What does today’s diner look like?
Customers are clearly more casual in how they dress and how they order food, Bernstein observed. These younger diners are not as worldly and have not eaten as well as the previous generation of diners, she added. “They write and blog about everything . . . and they think they know what they’re talking about, but they often don’t.”
What happened when you went from fine dining to a more casual style of cooking?
“I got sick of high-end cooking with $110 check averages. “Now my check average is around $55 and I can feed 1,000 people a day,” Murphy said. “I wanted to make my food approachable and affordable, and I could do that by making cheap ingredients taste good.”
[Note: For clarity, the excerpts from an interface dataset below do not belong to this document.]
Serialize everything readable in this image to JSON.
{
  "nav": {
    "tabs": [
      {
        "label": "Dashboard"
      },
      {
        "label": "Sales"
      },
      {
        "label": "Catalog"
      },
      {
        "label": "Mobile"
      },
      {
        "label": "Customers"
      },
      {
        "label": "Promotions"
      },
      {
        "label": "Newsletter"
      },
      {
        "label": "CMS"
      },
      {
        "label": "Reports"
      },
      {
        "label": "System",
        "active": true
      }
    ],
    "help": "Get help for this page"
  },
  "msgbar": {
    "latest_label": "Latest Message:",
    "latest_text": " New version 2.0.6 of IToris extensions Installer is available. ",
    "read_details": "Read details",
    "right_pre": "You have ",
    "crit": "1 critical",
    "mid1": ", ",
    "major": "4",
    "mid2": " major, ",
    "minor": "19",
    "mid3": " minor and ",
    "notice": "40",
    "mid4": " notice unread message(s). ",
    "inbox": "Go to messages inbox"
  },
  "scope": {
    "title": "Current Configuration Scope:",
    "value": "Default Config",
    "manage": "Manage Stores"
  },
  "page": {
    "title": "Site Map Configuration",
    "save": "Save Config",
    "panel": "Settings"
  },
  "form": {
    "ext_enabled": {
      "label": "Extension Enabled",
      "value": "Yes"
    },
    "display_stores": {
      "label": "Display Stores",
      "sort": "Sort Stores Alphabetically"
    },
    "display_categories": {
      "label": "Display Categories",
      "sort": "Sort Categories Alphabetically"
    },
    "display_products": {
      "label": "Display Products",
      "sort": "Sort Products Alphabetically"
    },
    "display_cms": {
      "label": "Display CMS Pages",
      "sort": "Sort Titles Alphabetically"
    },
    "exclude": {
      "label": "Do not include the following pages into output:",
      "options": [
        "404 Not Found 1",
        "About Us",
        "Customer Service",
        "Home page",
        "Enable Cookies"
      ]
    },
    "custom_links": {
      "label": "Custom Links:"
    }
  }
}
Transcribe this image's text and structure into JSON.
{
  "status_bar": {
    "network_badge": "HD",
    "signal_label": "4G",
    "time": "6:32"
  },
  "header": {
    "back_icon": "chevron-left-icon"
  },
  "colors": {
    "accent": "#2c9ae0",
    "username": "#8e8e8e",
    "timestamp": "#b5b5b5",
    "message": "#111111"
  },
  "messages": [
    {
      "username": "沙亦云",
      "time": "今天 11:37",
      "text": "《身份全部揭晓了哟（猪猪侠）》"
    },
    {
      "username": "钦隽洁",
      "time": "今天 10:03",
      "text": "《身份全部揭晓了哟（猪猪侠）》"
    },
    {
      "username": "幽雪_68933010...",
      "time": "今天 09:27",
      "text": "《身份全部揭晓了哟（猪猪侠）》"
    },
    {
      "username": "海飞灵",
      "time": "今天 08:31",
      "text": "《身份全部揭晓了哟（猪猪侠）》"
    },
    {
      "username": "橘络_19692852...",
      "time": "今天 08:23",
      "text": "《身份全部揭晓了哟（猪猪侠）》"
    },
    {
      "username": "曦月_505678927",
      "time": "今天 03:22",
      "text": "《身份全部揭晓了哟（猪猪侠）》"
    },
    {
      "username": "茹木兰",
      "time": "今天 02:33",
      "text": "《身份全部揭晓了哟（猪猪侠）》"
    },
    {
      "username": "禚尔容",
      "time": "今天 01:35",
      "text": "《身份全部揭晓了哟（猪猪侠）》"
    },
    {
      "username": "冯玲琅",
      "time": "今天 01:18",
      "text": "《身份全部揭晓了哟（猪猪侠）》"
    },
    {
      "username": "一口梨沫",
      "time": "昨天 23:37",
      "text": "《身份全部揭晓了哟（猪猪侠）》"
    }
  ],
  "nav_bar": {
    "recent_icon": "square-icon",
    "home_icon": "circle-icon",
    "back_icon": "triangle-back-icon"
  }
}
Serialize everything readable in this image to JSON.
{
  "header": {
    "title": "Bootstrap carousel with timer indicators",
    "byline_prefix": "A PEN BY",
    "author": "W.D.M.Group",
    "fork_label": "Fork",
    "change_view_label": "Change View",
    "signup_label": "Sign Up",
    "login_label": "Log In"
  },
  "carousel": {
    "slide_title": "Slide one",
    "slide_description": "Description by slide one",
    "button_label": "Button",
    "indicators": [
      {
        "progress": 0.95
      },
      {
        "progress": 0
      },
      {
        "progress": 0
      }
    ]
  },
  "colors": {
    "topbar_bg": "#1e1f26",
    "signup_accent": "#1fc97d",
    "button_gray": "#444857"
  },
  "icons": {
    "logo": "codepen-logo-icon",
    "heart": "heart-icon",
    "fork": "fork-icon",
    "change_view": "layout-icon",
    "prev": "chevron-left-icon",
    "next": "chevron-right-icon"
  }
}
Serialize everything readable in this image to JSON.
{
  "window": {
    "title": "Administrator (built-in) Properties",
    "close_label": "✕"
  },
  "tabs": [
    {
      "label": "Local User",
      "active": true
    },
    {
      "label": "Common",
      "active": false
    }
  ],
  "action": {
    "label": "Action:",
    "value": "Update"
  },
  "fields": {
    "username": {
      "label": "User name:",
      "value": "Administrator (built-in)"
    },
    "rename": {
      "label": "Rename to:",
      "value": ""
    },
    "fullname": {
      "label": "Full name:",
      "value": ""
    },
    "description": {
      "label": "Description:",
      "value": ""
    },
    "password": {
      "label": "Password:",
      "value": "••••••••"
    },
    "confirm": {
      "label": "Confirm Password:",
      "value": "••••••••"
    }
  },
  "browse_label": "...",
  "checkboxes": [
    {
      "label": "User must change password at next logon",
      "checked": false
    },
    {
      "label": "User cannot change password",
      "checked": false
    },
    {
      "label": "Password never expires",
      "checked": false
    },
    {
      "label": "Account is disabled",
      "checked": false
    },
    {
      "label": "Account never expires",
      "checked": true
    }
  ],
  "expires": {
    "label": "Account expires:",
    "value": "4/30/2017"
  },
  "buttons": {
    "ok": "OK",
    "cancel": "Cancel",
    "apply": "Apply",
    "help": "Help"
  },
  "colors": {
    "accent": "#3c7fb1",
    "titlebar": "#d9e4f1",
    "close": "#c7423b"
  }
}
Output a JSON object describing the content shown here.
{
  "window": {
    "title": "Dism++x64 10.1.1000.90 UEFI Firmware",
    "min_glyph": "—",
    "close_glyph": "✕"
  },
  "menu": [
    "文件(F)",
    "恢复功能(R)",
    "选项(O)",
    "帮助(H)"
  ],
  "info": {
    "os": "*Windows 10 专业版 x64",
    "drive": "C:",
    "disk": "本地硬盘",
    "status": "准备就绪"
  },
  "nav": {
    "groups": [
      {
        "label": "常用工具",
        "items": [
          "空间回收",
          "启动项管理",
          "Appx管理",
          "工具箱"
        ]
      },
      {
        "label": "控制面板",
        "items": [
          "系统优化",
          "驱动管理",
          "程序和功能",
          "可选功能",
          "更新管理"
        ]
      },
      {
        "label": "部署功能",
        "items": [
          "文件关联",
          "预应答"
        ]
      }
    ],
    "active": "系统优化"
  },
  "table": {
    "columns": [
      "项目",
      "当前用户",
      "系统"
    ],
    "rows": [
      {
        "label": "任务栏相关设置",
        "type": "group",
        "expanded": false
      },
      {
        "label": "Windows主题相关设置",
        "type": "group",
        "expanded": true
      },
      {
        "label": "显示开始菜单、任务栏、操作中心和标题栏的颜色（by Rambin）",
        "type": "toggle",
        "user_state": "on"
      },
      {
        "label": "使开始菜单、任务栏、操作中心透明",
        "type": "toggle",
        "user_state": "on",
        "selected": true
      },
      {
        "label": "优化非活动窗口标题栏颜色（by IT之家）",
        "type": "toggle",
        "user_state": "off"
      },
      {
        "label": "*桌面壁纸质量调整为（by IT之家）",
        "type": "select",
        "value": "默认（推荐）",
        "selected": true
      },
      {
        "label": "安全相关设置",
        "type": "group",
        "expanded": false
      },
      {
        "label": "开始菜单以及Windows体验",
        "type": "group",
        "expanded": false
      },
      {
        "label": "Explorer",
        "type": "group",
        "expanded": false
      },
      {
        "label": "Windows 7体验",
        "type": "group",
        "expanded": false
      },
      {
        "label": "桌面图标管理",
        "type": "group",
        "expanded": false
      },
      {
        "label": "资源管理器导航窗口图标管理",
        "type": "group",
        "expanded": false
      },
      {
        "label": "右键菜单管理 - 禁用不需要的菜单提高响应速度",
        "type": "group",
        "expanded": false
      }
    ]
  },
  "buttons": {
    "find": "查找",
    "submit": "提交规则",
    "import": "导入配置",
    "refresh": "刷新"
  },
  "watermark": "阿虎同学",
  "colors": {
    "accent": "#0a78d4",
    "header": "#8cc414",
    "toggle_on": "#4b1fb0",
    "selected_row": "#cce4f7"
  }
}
“Zahav is a casual restaurant with $45 check averages, but we didn’t start that way. Customers wanted it that way,” Solomonov added.
Are diners more demanding?
Diners tune into the Food Network and they know about foods from watching, but may not haven even eaten many of them, said Maws. “I’ve been at the restaurant for nine years and we have become more well known, but (high) customer expectations can be unrealistic.”
Certainly more diners are asking about what is sustainable on the menu and where the ingredients came from, added Maws. It’s no longer unusual for diners to come into the kitchen to inquire about the source of tuna or another ingredient.
“We went from fast casual to casual and we simply can’t do a 100 percent sustainable restaurant on this level and make money,” said Kunkel, referring to his restaurant chain, Lime Fresh Mexican Grill.
“We will do whatever it takes to make customers happy,” said Solomonov, but that can be very difficult when lamb prices go up 300 percent and you can’t afford to offer a popular dish.
“When the price of an ingredient goes up that high, we take the dish off the menu,” said Murphy.
“In my case, when the cost of lamb rose, we put lamb ribs on the menu instead, because they are less expensive,” said Bernstein. “We seek out cheaper cuts. It’s why you’ll find brisket on our menu.”
“We do the same sort of thing,” added Maws. “If we make it (a dish with inexpensive ingredients) delicious, people will come. But it has to be good.”
How is it affecting business?
“It’s forcing restaurants to be more consistent,” said Murphy, pointing out that any bad dish that goes out of the kitchen could result in a bad online review.
It’s one thing to have a diner criticize your food, said Bernstein, but when they attack for personal reasons, “it really pisses me off.” She said she’s been criticized because someone didn’t like her comments as a judge on Top Chef. Another accused her of using canned corn. “We never use canned corn!”
Solomonov admitted he’s “frustrated” by Yelp because it’s difficult to defend yourself against attacks from anonymous people.
Maws said at first he did not respond to attacks on Yelp, but now meets them face on with his own blog. Nevertheless, he adds: “It’s my job to make customers happy, not prove I’m right.”
“We had a blogger make a comment about Yardbird (Southern Table & Bar) that I thought was wrong, but we turned the blogger around with kindness,” said Kunkel.
How do you feel about customers taking photos in your restaurants?
“We take the subject very seriously,” said Solomonov. “I feel people know that the quality of the pictures they are taking (of his food) may not be great (and take that into consideration).
“I can’t worry about photos and bad reviews,” said Murphy. “The customer is not always right.”
Maws said he is disturbed that customers will take photos and complain online during an eating experience instead of saying something to their server, who can fix the problem on the spot. “It doesn’t make sense!”